For five days, the spirited Tang soldiers held the advantage against the Abbasids. They had arrayed three lines of spearmen wielding great shields in front to serve as a bulwark against cavalry, which comprised a substantial portion of the Abbasid forces. At the onset of battle, these shield-bearers were interspersed with crossbowmen. When the Arabians opened battle with a massive cavalry charge, these crossbowmen unleashed volleys of bolts to reduce as many of their men before the inevitable clash. They were able to get off at least three volleys before their commander had to order them to withdraw so that the spearmen may form-up their shield wall.
With the giant shields measuring around two meters in height, locked together side-by-side, they formed a formidable and resolute barrier whose effectiveness against cavalry was enhanced by the soldiers' spears bracing against the gaps between each shield and pointing outwards to face the oncoming charge. Nonetheless, it was not impenetrable and many shields still buckled under the impact of the armored Arabian horses' fierce momentum.
On the fifth day, the Karluks at the rear flanks of the Tang army suddenly betrayed their suzerain and attacked from behind. Alongside another assault from the Abbasids in the front, the Tang were caught in a shocking pincer movement that destroyed all cohesion and resulted in the near total annihilation of their 30,000-strong force.
Very few of the Tang soldiers survived to flee the battle. Among them were Gao Xianzhi and the twenty-one-year-old footsoldier Li E. By the orders of the Abbasid general Ziyad ibn Salih, who hoped to bring back knowledge of Chinese papermaking, Tang craftsmen among the surviving troops were to be carefully identified and taken captive alive in case they could provide vital information with their technological expertise. In contrast, Tang soldiers were to be executed under the rationale that they did not have enough rations to feed additional prisoners.

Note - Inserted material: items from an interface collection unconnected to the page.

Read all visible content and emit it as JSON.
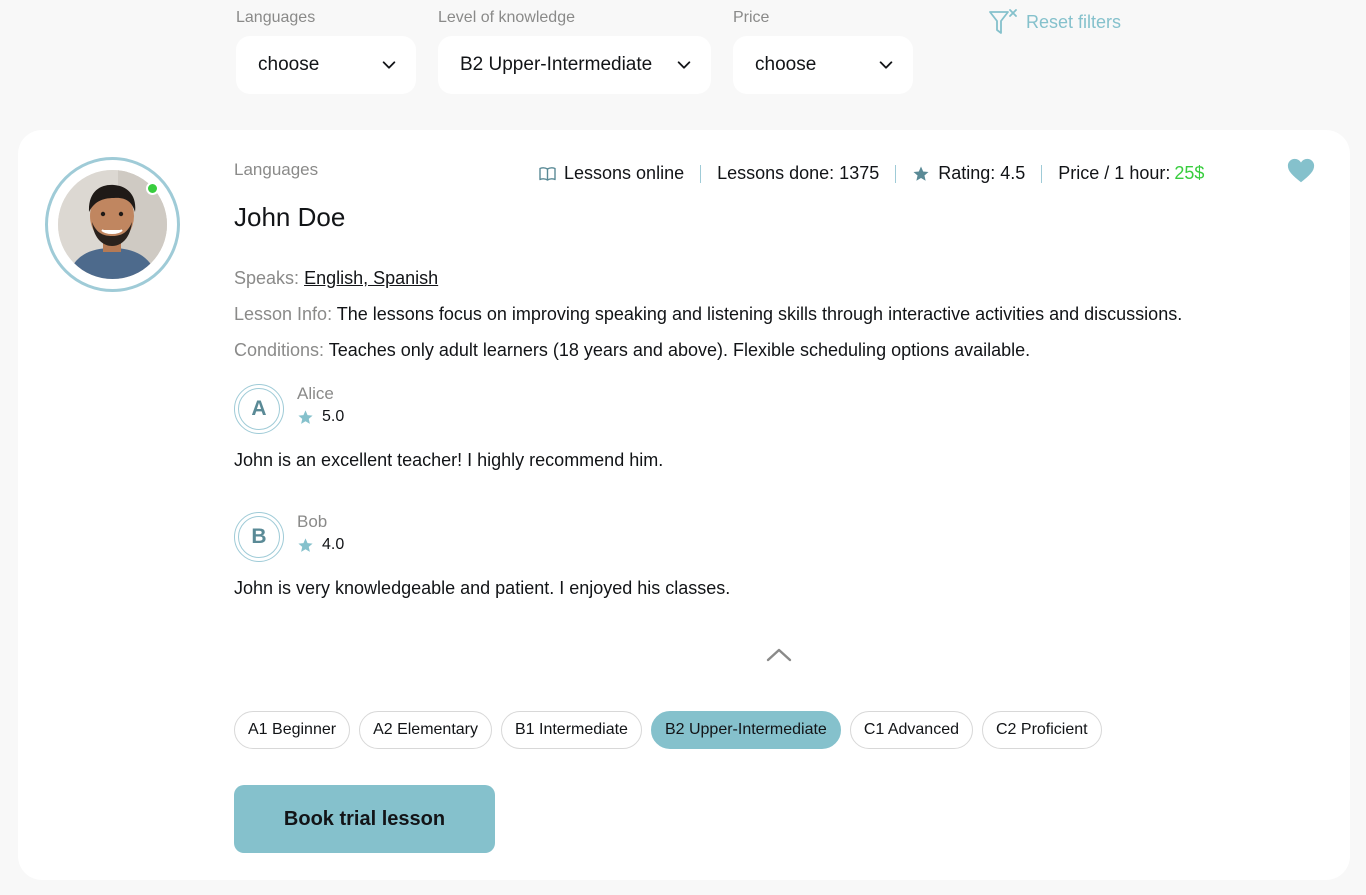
{
  "filters": {
    "languages": {
      "label": "Languages",
      "value": "choose"
    },
    "level": {
      "label": "Level of knowledge",
      "value": "B2 Upper-Intermediate"
    },
    "price": {
      "label": "Price",
      "value": "choose"
    },
    "reset_label": "Reset filters"
  },
  "teacher": {
    "eyebrow": "Languages",
    "name": "John Doe",
    "online": true,
    "stats": {
      "lessons_online": "Lessons online",
      "lessons_done": "Lessons done: 1375",
      "rating": "Rating: 4.5",
      "price_label": "Price / 1 hour:",
      "price_value": "25$"
    },
    "speaks_label": "Speaks:",
    "speaks_value": "English, Spanish",
    "lesson_info_label": "Lesson Info:",
    "lesson_info_value": "The lessons focus on improving speaking and listening skills through interactive activities and discussions.",
    "conditions_label": "Conditions:",
    "conditions_value": "Teaches only adult learners (18 years and above). Flexible scheduling options available."
  },
  "reviews": [
    {
      "initial": "A",
      "name": "Alice",
      "rating": "5.0",
      "text": "John is an excellent teacher! I highly recommend him."
    },
    {
      "initial": "B",
      "name": "Bob",
      "rating": "4.0",
      "text": "John is very knowledgeable and patient. I enjoyed his classes."
    }
  ],
  "levels": [
    {
      "label": "A1 Beginner",
      "active": false
    },
    {
      "label": "A2 Elementary",
      "active": false
    },
    {
      "label": "B1 Intermediate",
      "active": false
    },
    {
      "label": "B2 Upper-Intermediate",
      "active": true
    },
    {
      "label": "C1 Advanced",
      "active": false
    },
    {
      "label": "C2 Proficient",
      "active": false
    }
  ],
  "book_button": "Book trial lesson",
  "icons": {
    "filter_reset": "filter-x-icon",
    "chevron": "chevron-down-icon",
    "book": "book-open-icon",
    "star": "star-icon",
    "heart": "heart-icon",
    "collapse": "chevron-up-icon"
  },
  "colors": {
    "accent": "#85c1cc",
    "accent_border": "#9fcbd7",
    "price_green": "#38cd3e",
    "muted_text": "#8a8a89",
    "text": "#121417",
    "page_bg": "#f8f8f8"
  }
}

Li E overheard these orders and, recognizing his impending peril, sprung into action, seizing a repeating crossbow from the ground. Thinking only of making a valiant last stand, he sniped a lone Arabian swordsman who had his guard down. Instantly, nearby shocked Arabian soldiers spotted the assailant perched among a pile of dead Tang soldiers, beneath one of the toppling sun banners of his country. They rushed at him in a fury that was matched by Li E himself as he shot down several more of their swordsmen before they could close the gap. At last, with even Abbasid lancers almost upon him charging at full speed to run him down, Li E tossed the crossbow aside and turned to his sword. He screamed a desperate battle cry while unsheathing his blade, but by chance, it proved to be unnecessary. Just as his foes had reached his position, mysterious, hooded riders intercepted them from behind him, saving his life.
These riders, led by a woman named Éléna, were the Hidden Ones, a multi-ethnic secret organization with roots in Egypt dating back to the 1st century BCE. This first meeting between them and Li E would become a pivotal moment in the history of the Assassins, as the Hidden Ones would later be known by, for in the coming years, Li E would be inducted as a Hidden One and play a vital role fighting against the An Lushan Rebellion.
Apart from its significance for the Assassins, the Battle of Talas marked the limits of the Tang dynasty's expansion westward into Central Asia. A rare confrontation between the Arabians and the Chinese, it became in history a relatively forgotten battle.